Kochi: The state government sought legal advice on curtailing the powers of Lok Ayukta after the quasi-judicial body issued a verdict against former minister KT Jaleel for 'illegally appointing' his second cousin as general manager with the Kerala State Minorities Finance Development Corporation.
Following his resignation, the then Advocate General CP Sudhakara Prasad gave legal advice to the government. At that point, the Advocate General's office examined in detail the powers of Lok Ayukta. Based on the legal advice, the state government decided to issue the controversial ordinance.
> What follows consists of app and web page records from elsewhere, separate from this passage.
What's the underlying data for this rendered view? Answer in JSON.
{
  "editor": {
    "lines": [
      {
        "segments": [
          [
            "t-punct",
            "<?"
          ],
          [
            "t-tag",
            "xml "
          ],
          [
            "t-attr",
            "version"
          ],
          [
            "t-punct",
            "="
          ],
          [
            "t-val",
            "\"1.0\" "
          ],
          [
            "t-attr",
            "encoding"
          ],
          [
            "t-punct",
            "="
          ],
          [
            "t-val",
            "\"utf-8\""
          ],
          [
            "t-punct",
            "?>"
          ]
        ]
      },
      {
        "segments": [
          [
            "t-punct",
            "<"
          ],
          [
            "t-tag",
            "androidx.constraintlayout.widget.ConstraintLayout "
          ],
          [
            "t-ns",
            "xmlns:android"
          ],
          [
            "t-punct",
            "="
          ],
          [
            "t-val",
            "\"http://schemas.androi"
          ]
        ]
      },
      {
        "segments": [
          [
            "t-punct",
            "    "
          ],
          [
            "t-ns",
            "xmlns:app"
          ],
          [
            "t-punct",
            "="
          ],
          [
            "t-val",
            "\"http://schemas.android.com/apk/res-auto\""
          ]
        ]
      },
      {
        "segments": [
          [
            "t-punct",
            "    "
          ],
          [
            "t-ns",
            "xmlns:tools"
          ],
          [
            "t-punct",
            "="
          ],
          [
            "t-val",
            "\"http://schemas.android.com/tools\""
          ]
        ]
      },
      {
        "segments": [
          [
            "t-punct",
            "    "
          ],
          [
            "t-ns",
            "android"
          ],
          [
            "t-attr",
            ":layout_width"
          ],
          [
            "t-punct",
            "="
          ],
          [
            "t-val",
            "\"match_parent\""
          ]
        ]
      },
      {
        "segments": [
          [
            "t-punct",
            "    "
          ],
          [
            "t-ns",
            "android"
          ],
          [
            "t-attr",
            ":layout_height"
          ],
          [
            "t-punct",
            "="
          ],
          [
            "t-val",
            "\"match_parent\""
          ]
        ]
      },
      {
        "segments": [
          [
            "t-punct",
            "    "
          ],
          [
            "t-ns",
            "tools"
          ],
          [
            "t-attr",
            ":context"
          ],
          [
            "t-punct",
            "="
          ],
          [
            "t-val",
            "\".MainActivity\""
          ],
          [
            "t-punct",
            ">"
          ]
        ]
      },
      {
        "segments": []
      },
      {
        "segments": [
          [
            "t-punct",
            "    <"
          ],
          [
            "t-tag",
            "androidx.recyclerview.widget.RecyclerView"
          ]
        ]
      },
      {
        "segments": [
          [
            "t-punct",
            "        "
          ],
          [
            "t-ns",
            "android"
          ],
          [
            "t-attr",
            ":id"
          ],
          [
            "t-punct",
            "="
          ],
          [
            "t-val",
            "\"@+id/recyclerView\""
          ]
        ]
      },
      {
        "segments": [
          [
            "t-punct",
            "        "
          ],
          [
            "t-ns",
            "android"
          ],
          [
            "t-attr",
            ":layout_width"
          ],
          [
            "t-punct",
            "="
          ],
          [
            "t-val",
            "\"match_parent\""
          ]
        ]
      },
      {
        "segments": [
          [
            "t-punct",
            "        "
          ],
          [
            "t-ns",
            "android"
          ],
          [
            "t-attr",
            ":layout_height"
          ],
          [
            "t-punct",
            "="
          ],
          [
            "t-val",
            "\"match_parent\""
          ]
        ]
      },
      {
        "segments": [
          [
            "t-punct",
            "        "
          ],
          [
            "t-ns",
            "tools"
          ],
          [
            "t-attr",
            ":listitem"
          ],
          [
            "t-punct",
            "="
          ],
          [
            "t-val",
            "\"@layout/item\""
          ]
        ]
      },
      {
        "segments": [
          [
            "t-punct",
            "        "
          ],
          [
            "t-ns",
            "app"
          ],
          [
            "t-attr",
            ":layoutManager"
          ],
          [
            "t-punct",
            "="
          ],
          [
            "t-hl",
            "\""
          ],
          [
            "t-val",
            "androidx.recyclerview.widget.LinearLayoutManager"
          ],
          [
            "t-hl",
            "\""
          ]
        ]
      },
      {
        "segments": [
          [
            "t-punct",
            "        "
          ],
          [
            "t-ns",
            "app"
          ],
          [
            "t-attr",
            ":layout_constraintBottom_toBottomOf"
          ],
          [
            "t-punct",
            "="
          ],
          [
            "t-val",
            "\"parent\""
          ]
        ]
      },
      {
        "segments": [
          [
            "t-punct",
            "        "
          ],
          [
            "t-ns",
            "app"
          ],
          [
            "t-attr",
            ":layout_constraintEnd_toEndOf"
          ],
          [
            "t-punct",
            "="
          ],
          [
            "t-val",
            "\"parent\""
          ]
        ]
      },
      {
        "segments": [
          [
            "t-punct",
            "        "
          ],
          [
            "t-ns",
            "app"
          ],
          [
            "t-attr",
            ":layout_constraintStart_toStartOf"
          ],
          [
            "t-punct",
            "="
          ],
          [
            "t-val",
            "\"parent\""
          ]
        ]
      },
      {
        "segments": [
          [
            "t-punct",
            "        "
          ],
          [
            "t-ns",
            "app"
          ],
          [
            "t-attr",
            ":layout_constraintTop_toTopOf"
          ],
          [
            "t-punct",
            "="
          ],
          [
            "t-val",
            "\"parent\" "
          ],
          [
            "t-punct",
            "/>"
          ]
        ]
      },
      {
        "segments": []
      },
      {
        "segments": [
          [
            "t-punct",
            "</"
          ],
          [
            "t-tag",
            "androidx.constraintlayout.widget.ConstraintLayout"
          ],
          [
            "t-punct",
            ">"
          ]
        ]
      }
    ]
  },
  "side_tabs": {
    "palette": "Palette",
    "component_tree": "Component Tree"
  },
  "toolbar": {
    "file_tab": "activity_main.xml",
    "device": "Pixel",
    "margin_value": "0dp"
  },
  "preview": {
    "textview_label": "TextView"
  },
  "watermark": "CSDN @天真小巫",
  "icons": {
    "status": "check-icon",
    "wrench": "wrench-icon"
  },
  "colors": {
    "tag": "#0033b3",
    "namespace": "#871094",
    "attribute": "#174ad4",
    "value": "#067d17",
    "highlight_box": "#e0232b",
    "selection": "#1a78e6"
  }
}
The legal advice pointed out that Section 14 of the Lok Ayukta Act was unconstitutional. If an order is issued under this section, the minister cannot continue in the position. This power stands over Article 164 of the Indian Constitution.
According to Article 164, “The Chief Minister shall be appointed by the Governor and the other Ministers shall be appointed by the Governor on the advice of the Chief Minister, and the Ministers shall hold office during the pleasure of the Governor”. But if the Lok Ayukta issues an order under Section 14, the minister is bound to step down from his post.
Lok Ayukta Acts in states including Tamil Nadu, Karnataka, Telangana, Bihar and Maharashtra were also cited as an example to prove this claim.